TASK INPUTS:
== Segment start ==
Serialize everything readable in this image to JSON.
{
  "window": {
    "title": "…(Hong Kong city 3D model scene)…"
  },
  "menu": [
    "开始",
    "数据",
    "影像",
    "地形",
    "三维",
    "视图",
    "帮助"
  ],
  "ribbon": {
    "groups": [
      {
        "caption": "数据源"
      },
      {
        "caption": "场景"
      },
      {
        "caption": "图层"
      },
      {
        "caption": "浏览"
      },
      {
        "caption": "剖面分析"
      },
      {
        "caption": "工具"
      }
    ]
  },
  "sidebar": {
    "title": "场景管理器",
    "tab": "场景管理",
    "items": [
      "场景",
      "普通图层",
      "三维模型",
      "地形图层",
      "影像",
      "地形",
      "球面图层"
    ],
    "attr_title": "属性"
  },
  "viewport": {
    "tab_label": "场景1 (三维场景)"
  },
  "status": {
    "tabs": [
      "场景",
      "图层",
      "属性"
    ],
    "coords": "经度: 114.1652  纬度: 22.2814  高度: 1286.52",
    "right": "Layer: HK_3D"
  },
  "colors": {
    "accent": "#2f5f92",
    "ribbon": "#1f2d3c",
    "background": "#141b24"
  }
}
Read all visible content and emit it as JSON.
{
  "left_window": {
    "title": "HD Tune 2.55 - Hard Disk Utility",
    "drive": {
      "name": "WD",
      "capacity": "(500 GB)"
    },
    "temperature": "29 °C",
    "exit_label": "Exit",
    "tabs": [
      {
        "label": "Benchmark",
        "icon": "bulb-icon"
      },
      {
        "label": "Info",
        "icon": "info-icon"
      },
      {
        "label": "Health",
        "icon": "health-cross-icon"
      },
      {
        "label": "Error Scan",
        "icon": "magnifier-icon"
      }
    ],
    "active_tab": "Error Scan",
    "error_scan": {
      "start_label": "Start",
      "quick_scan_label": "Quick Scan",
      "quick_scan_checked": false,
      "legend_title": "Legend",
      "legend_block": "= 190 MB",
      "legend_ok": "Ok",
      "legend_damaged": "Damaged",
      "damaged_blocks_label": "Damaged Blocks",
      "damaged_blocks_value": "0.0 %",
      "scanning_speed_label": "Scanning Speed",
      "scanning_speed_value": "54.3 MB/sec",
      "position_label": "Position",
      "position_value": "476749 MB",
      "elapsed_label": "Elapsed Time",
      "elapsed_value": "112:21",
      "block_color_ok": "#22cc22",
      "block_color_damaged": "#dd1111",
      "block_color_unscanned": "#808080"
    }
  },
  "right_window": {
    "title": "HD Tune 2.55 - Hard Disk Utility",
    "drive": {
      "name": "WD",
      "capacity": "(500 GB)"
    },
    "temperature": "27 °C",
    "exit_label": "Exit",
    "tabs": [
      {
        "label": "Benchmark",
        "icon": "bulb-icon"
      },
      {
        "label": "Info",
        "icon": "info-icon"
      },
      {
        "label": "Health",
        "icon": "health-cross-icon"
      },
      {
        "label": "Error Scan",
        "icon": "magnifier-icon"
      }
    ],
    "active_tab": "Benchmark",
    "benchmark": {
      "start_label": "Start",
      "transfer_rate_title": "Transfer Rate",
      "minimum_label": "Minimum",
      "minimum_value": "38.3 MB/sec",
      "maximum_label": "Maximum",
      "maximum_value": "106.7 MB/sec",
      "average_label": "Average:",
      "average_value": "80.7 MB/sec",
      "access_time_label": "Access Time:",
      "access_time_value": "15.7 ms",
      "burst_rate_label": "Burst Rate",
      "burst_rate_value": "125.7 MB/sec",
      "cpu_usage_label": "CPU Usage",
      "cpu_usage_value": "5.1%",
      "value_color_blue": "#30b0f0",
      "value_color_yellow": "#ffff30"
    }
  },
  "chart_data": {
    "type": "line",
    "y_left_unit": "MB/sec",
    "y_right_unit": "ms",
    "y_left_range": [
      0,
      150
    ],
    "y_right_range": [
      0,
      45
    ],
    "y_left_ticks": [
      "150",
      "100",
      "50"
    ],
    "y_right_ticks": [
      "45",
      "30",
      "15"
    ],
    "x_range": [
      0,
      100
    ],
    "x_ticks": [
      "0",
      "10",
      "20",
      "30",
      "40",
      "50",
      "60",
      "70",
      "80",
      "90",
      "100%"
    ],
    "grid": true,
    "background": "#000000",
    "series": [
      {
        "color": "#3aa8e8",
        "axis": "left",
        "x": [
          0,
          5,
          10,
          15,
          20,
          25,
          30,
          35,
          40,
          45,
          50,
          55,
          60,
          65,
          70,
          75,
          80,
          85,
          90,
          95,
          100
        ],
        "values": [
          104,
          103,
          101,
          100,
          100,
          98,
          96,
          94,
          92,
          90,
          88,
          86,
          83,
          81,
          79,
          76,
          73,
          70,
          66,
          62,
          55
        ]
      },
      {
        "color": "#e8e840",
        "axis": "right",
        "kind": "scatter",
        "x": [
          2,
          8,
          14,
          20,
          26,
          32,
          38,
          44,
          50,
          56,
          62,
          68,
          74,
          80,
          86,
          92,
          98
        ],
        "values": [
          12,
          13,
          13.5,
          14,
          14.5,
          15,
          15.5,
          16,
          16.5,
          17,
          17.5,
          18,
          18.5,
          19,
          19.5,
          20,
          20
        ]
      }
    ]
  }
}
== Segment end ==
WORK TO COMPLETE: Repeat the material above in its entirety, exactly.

RESPONSE:
Serialize everything readable in this image to JSON.
{
  "window": {
    "title": "…(Hong Kong city 3D model scene)…"
  },
  "menu": [
    "开始",
    "数据",
    "影像",
    "地形",
    "三维",
    "视图",
    "帮助"
  ],
  "ribbon": {
    "groups": [
      {
        "caption": "数据源"
      },
      {
        "caption": "场景"
      },
      {
        "caption": "图层"
      },
      {
        "caption": "浏览"
      },
      {
        "caption": "剖面分析"
      },
      {
        "caption": "工具"
      }
    ]
  },
  "sidebar": {
    "title": "场景管理器",
    "tab": "场景管理",
    "items": [
      "场景",
      "普通图层",
      "三维模型",
      "地形图层",
      "影像",
      "地形",
      "球面图层"
    ],
    "attr_title": "属性"
  },
  "viewport": {
    "tab_label": "场景1 (三维场景)"
  },
  "status": {
    "tabs": [
      "场景",
      "图层",
      "属性"
    ],
    "coords": "经度: 114.1652  纬度: 22.2814  高度: 1286.52",
    "right": "Layer: HK_3D"
  },
  "colors": {
    "accent": "#2f5f92",
    "ribbon": "#1f2d3c",
    "background": "#141b24"
  }
}
Read all visible content and emit it as JSON.
{
  "left_window": {
    "title": "HD Tune 2.55 - Hard Disk Utility",
    "drive": {
      "name": "WD",
      "capacity": "(500 GB)"
    },
    "temperature": "29 °C",
    "exit_label": "Exit",
    "tabs": [
      {
        "label": "Benchmark",
        "icon": "bulb-icon"
      },
      {
        "label": "Info",
        "icon": "info-icon"
      },
      {
        "label": "Health",
        "icon": "health-cross-icon"
      },
      {
        "label": "Error Scan",
        "icon": "magnifier-icon"
      }
    ],
    "active_tab": "Error Scan",
    "error_scan": {
      "start_label": "Start",
      "quick_scan_label": "Quick Scan",
      "quick_scan_checked": false,
      "legend_title": "Legend",
      "legend_block": "= 190 MB",
      "legend_ok": "Ok",
      "legend_damaged": "Damaged",
      "damaged_blocks_label": "Damaged Blocks",
      "damaged_blocks_value": "0.0 %",
      "scanning_speed_label": "Scanning Speed",
      "scanning_speed_value": "54.3 MB/sec",
      "position_label": "Position",
      "position_value": "476749 MB",
      "elapsed_label": "Elapsed Time",
      "elapsed_value": "112:21",
      "block_color_ok": "#22cc22",
      "block_color_damaged": "#dd1111",
      "block_color_unscanned": "#808080"
    }
  },
  "right_window": {
    "title": "HD Tune 2.55 - Hard Disk Utility",
    "drive": {
      "name": "WD",
      "capacity": "(500 GB)"
    },
    "temperature": "27 °C",
    "exit_label": "Exit",
    "tabs": [
      {
        "label": "Benchmark",
        "icon": "bulb-icon"
      },
      {
        "label": "Info",
        "icon": "info-icon"
      },
      {
        "label": "Health",
        "icon": "health-cross-icon"
      },
      {
        "label": "Error Scan",
        "icon": "magnifier-icon"
      }
    ],
    "active_tab": "Benchmark",
    "benchmark": {
      "start_label": "Start",
      "transfer_rate_title": "Transfer Rate",
      "minimum_label": "Minimum",
      "minimum_value": "38.3 MB/sec",
      "maximum_label": "Maximum",
      "maximum_value": "106.7 MB/sec",
      "average_label": "Average:",
      "average_value": "80.7 MB/sec",
      "access_time_label": "Access Time:",
      "access_time_value": "15.7 ms",
      "burst_rate_label": "Burst Rate",
      "burst_rate_value": "125.7 MB/sec",
      "cpu_usage_label": "CPU Usage",
      "cpu_usage_value": "5.1%",
      "value_color_blue": "#30b0f0",
      "value_color_yellow": "#ffff30"
    }
  },
  "chart_data": {
    "type": "line",
    "y_left_unit": "MB/sec",
    "y_right_unit": "ms",
    "y_left_range": [
      0,
      150
    ],
    "y_right_range": [
      0,
      45
    ],
    "y_left_ticks": [
      "150",
      "100",
      "50"
    ],
    "y_right_ticks": [
      "45",
      "30",
      "15"
    ],
    "x_range": [
      0,
      100
    ],
    "x_ticks": [
      "0",
      "10",
      "20",
      "30",
      "40",
      "50",
      "60",
      "70",
      "80",
      "90",
      "100%"
    ],
    "grid": true,
    "background": "#000000",
    "series": [
      {
        "color": "#3aa8e8",
        "axis": "left",
        "x": [
          0,
          5,
          10,
          15,
          20,
          25,
          30,
          35,
          40,
          45,
          50,
          55,
          60,
          65,
          70,
          75,
          80,
          85,
          90,
          95,
          100
        ],
        "values": [
          104,
          103,
          101,
          100,
          100,
          98,
          96,
          94,
          92,
          90,
          88,
          86,
          83,
          81,
          79,
          76,
          73,
          70,
          66,
          62,
          55
        ]
      },
      {
        "color": "#e8e840",
        "axis": "right",
        "kind": "scatter",
        "x": [
          2,
          8,
          14,
          20,
          26,
          32,
          38,
          44,
          50,
          56,
          62,
          68,
          74,
          80,
          86,
          92,
          98
        ],
        "values": [
          12,
          13,
          13.5,
          14,
          14.5,
          15,
          15.5,
          16,
          16.5,
          17,
          17.5,
          18,
          18.5,
          19,
          19.5,
          20,
          20
        ]
      }
    ]
  }
}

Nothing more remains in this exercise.